Recently, the VanNorstrands realized that their extensive touring in North America had taken a heavy toll on the amount of shows they play locally. They recently decided to change that. They held their CD launch party in March at the Palace Theatre, 2384 James St., and they’ve resolved to play more shows locally for a while.
They’re starting with Funk ‘n Waffles, beginning a monthly residency there Sept. 20, playing on the second Thursday for the following three months. The idea is they’ll host a show, joined by other bands each of the four nights, and each date the focus will fall on a different sound. Maybe it’ll be Celtic music one night, maybe ska another, and then they’ll play at the end of the night, incorporating the theme of the night into their own music.
In addition to owning Funk ‘n Waffles, Gold plays keyboard for the band Sophistafunk, so his job is a bit of a quirk in the music business: He has the chance to book himself at his own venue. Sophistafunk is a well-established local funk and hip-hop act that has toured nationally. In July they played at Funk ‘n Waffles every Thursday, each night paired up with a smaller local act.

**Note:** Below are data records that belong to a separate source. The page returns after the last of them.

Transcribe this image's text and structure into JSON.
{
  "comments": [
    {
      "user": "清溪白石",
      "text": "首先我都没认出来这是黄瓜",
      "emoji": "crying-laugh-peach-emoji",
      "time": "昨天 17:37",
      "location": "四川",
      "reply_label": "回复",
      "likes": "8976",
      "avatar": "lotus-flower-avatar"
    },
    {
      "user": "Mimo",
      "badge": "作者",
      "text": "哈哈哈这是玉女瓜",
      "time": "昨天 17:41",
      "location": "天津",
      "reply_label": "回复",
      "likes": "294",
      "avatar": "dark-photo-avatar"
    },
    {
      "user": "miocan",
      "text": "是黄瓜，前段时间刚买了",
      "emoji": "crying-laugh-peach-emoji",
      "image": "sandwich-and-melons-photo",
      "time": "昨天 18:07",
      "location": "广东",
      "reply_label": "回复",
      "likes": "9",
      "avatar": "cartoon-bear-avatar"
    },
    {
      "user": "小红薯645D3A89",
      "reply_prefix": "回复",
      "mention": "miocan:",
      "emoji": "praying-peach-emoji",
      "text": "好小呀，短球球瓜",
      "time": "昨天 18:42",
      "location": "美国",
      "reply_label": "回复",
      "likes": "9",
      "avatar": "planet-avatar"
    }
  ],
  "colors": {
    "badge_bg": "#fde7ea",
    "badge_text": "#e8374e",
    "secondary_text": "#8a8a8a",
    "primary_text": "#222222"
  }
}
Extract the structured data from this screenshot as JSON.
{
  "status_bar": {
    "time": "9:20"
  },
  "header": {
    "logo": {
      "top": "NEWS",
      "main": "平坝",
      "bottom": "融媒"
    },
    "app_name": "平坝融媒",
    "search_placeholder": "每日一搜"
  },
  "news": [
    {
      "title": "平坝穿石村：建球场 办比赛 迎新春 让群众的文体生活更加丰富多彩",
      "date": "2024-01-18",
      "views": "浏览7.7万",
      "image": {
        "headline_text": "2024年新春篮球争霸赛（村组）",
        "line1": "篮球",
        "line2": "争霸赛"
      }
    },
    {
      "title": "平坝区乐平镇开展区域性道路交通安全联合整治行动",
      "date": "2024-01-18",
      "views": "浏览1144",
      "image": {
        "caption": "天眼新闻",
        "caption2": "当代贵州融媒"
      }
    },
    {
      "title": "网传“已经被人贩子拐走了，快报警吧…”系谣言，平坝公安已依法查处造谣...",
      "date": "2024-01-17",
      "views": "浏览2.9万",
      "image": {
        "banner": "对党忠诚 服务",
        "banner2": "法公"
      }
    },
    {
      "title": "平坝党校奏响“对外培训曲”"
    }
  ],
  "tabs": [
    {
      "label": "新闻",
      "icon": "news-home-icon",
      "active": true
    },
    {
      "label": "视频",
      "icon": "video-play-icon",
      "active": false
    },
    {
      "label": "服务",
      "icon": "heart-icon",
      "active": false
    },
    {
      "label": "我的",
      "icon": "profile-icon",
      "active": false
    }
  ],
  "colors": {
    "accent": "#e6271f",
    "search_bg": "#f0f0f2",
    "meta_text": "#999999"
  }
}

This and the Andrew and Noah Band shows fit with Gold’s strategy for
booking shows at his venue: He likes to have a local band open up for a
touring one. “Local bands bring friends, the national bands bring fans,
so both get new fans out of it,” Gold says. Sophistafunk has played
shows at area venues like the Westcott Theater, Empire Brewing Company
and Sterling Stage. Having toured nationally for two years, they’ve made
it as far west as Colorado. Gold says they’re hoping to reach
California sometime soon.
The Syracuse New Times publishes the most comprehensive music listings in the city. For information on these, and other, acts, and when and where they’re playing each week, consult our Times Table and Club Dates sections in both the print edition and online at syracusenewtimes.com.